Poverty forces young girls into prostitution because any girl can do it with the basic assets that they already possess, without having any business plan, says NAREP president Elias Chipimo.

And Chipimo says majority of Zambian citizens are barely making enough money to survive.

Speaking on 5Fm’s Kambani Radio programme where he promotes his party’s Twenty Percent Generation Plan (TiPanGeni) every Wednesday, Chipimo said the number of young girls getting into prostitution was alarming.

“The very first programme we had here, Grace, we featured a 13-year-old prostitute. This young girl got into the profession when she was barely 12 years old. Fortunately, she is now being rehabilitated but she was earning sometimes K400 a month. Her own mother is a maid who washes clothes for different people in the community so sometimes she might earn K400, sometimes you can imagine, in one month, her mother is earning less than this girl, working as a commercial sex worker, was earning in a night. I was so alarmed and appalled by this that as I looked into her story and spoke to the NGO that is helping to rehabilitate these young girls, spoke to other people working in Tasintha and other NGOs that are trying to support vulnerable individuals like these young women, it opens up such a can of worms. The age of 12 is not unique to this young girl, this is standard entry age. There are girls as young as nine,10 offering up some kind of illicit, immoral service,” Chipimo said.

“Why is it that this is going on? Well, if you look at an issue like prostitution, it doesn’t require a degree, it doesn’t require a business plan, there is a ready market, the basic assets pretty much every young girl possesses. And so they venture out into this activity. It is not that there is no prostitution in other parts of the world or commercial sex work, it is the widespread nature of this, it has now become absolutely normal. It is no longer considered abnormal and with that, you get the story of blessers, we ran a programme on blessers and many young girls in college or going through tertiary institutions or just trying to get a basic education, trying to improve their skills and qualification they have to pay somebody and from that payment it becomes other things, ‘pay for my hair piece, my shoes, pay for my clothes’. It is now a cancer in our society and we call ourselves a Christian nation but we are turning a blind eye to these issues.”
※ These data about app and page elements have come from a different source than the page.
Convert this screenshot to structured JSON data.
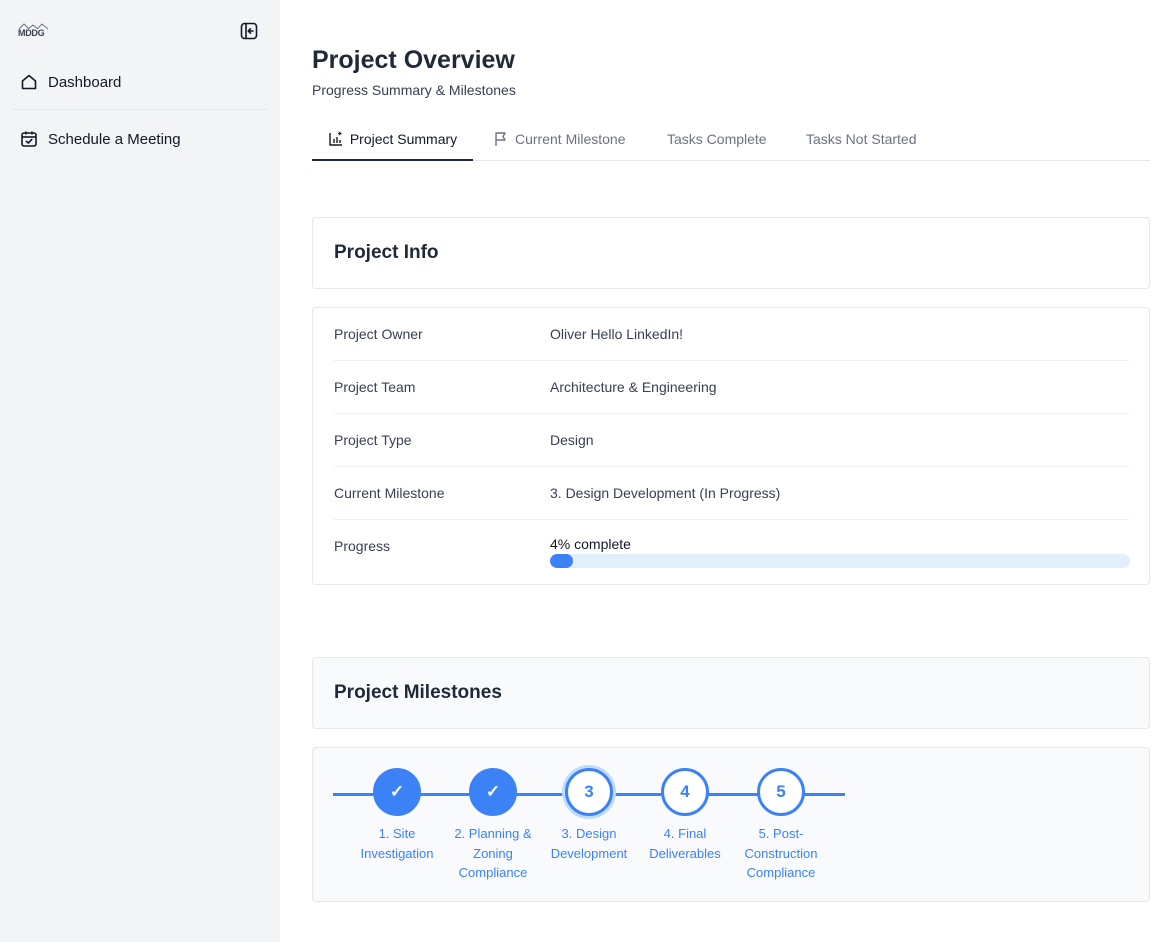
{
  "sidebar": {
    "logo_text": "MDDG",
    "items": [
      {
        "label": "Dashboard",
        "icon": "home-icon"
      },
      {
        "label": "Schedule a Meeting",
        "icon": "calendar-check-icon"
      }
    ]
  },
  "header": {
    "title": "Project Overview",
    "subtitle": "Progress Summary & Milestones"
  },
  "tabs": [
    {
      "label": "Project Summary",
      "icon": "chart-icon",
      "active": true
    },
    {
      "label": "Current Milestone",
      "icon": "flag-icon",
      "active": false
    },
    {
      "label": "Tasks Complete",
      "active": false
    },
    {
      "label": "Tasks Not Started",
      "active": false
    }
  ],
  "project_info": {
    "title": "Project Info",
    "rows": [
      {
        "label": "Project Owner",
        "value": "Oliver Hello LinkedIn!"
      },
      {
        "label": "Project Team",
        "value": "Architecture & Engineering"
      },
      {
        "label": "Project Type",
        "value": "Design"
      },
      {
        "label": "Current Milestone",
        "value": "3. Design Development (In Progress)"
      },
      {
        "label": "Progress",
        "value": "4% complete"
      }
    ],
    "progress_percent": 4
  },
  "milestones": {
    "title": "Project Milestones",
    "steps": [
      {
        "marker": "✓",
        "label": "1. Site Investigation",
        "status": "done"
      },
      {
        "marker": "✓",
        "label": "2. Planning & Zoning Compliance",
        "status": "done"
      },
      {
        "marker": "3",
        "label": "3. Design Development",
        "status": "current"
      },
      {
        "marker": "4",
        "label": "4. Final Deliverables",
        "status": "todo"
      },
      {
        "marker": "5",
        "label": "5. Post-Construction Compliance",
        "status": "todo"
      }
    ]
  },
  "colors": {
    "accent": "#3b82f6",
    "sidebar_bg": "#f3f4f6",
    "progress_track": "#e0effb"
  }
}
He explained that the TiPanGeni programme was creating hope for young men and women wh9o were trapped in a cycle of poverty.

“Tipangeni is creating an opportunity for young men and women, for vulnerable individuals, whether they be men or women in society, anyone that is struggling to find a job anyone that is trying to put food on the table on a daily basis, to give them a stable income and at the same time training and capacity development to the highest standards possible and we want to do this by putting pressure on the government to pass a law and to change the policy so that 20 per cent of all government and public procurement contracts are allocated to these groups, not as individuals but through institutions which they will be attending on a daily basis so that their training is part of a supply on a government contract,” Chipimo said.

“This is a very unique system. It has not been done the way in which we have proposed it be structured anywhere in the world but the principles of how it is applied, there are examples of this everywhere in the world and we want to introduce this as an entrepreneurial project right at the primary school level so that even those young people who are leaving school at grade nine or grade seven, or those young girls who are getting pregnant will have some hope and some opportunity. You will get rid of the street vending, delinquency, all these young people who are sitting in bars, as we speak now, the rates of abortion are extremely high! Tipangeni can build skills and give people back their dignity and help us to address the rot of corruption that has now become so standard in this country. And I want to make a very strong statement about what I believe those right thinking leaders within our government should be doing.”

And Chipimo said majority of Zambian citizens were barely making enough money to survive.

“Africa, by the year 2100 will have the largest number of children anywhere in the world. When we say children, we mean 0-17 years. By 2050, the number 25 year olds will be the most in Africa than any other region. Right now, we narrow it down to Zambia and it is typical of any other countries across the continent, we have 400,000 young people coming to the job market every single year. Now our civil service is barely the size of civil service employees so we can imagine that every year, a new civil service is coming onto the job market looking for jobs, we have a serious crisis.

We also have to look at the statistics of schools, how many young people are making it to school every year? The total number of schools can be about 8-9,000 but only 10 per cent of those are secondary schools…we also need to ask what are the recreational facilities? Especially in the rural communities? People are falling into a daily survival routine. That’s why we have vendors on the streets because everyday they have got to make something in order to take something home, for their basic needs and not for anything which they want,” said Chipimo.

“TiPanGeni is really trying to address the widespread nature of these challenges, these social outcomes from the deep poverty which has become chronic, it’s become multi generational poverty. The poverty started from the grandmother, it is going all the way through to the grand children.
We would like to create a movement from every single stakeholder in this country. It doesn’t matter which political party you belong to, it doesn’t matter which NGO you serve, it doesn’t matter which entity you work for in the private sector or whether you work in government. This is something that everybody is suffering, from some of these social outcomes.”